▼▼▼

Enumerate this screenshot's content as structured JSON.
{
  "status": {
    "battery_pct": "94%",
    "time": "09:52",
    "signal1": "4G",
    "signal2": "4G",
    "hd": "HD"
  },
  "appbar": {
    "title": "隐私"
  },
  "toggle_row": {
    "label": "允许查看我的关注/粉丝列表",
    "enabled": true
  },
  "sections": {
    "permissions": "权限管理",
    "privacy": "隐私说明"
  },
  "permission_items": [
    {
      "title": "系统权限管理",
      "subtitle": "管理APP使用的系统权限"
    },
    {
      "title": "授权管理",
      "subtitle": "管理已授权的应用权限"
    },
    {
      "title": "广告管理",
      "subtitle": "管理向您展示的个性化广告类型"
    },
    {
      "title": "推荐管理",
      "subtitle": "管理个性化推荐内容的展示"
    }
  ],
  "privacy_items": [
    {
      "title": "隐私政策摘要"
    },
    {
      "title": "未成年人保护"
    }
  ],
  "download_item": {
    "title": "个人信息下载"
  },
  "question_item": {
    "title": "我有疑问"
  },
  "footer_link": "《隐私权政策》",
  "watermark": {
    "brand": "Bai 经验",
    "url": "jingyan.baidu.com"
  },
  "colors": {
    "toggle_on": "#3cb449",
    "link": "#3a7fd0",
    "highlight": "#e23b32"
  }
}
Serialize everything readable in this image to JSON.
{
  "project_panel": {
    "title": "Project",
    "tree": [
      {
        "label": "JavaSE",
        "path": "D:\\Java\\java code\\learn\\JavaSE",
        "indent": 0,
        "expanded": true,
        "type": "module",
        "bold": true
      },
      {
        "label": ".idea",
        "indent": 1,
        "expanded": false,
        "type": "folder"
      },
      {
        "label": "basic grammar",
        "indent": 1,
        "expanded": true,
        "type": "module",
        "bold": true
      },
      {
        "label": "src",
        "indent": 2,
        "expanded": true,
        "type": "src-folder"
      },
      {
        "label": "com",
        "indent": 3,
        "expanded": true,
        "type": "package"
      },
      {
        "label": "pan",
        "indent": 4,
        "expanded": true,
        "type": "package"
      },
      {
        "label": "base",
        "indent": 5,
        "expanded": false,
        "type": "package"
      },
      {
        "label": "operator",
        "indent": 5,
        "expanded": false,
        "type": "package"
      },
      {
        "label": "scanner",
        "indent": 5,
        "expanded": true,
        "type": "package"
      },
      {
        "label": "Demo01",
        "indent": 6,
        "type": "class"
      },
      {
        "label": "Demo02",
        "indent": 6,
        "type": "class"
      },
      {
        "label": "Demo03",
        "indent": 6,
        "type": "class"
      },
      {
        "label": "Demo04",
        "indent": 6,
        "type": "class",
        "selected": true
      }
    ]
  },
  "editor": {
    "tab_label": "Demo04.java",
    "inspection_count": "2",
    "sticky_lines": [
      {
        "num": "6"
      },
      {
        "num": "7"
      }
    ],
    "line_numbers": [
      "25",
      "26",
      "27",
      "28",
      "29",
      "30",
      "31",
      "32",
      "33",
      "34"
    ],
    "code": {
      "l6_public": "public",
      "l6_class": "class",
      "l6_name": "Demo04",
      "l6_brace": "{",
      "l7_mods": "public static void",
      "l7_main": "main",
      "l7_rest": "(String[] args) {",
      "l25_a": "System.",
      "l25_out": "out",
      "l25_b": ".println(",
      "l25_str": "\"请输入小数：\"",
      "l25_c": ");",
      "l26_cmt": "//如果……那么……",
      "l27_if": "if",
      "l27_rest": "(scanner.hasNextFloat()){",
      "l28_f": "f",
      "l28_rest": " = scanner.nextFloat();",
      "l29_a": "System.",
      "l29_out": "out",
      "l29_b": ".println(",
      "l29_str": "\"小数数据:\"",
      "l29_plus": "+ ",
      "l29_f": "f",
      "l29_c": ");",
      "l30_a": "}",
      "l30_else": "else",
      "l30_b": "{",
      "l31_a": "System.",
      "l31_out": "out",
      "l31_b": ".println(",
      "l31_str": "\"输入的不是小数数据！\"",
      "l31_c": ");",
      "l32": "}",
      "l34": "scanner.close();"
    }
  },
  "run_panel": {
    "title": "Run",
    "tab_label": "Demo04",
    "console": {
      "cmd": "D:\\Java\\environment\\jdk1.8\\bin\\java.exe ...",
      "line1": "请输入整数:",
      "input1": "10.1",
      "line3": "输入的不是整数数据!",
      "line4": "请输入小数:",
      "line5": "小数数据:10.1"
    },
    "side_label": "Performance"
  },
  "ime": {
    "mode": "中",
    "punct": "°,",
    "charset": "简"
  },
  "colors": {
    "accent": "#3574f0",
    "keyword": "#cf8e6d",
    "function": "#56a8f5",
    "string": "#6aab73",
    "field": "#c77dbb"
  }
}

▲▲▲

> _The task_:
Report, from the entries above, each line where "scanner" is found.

> _Finished exercise_:
        "label": "scanner",
      "l27_rest": "(scanner.hasNextFloat()){",
      "l28_rest": " = scanner.nextFloat();",
      "l34": "scanner.close();"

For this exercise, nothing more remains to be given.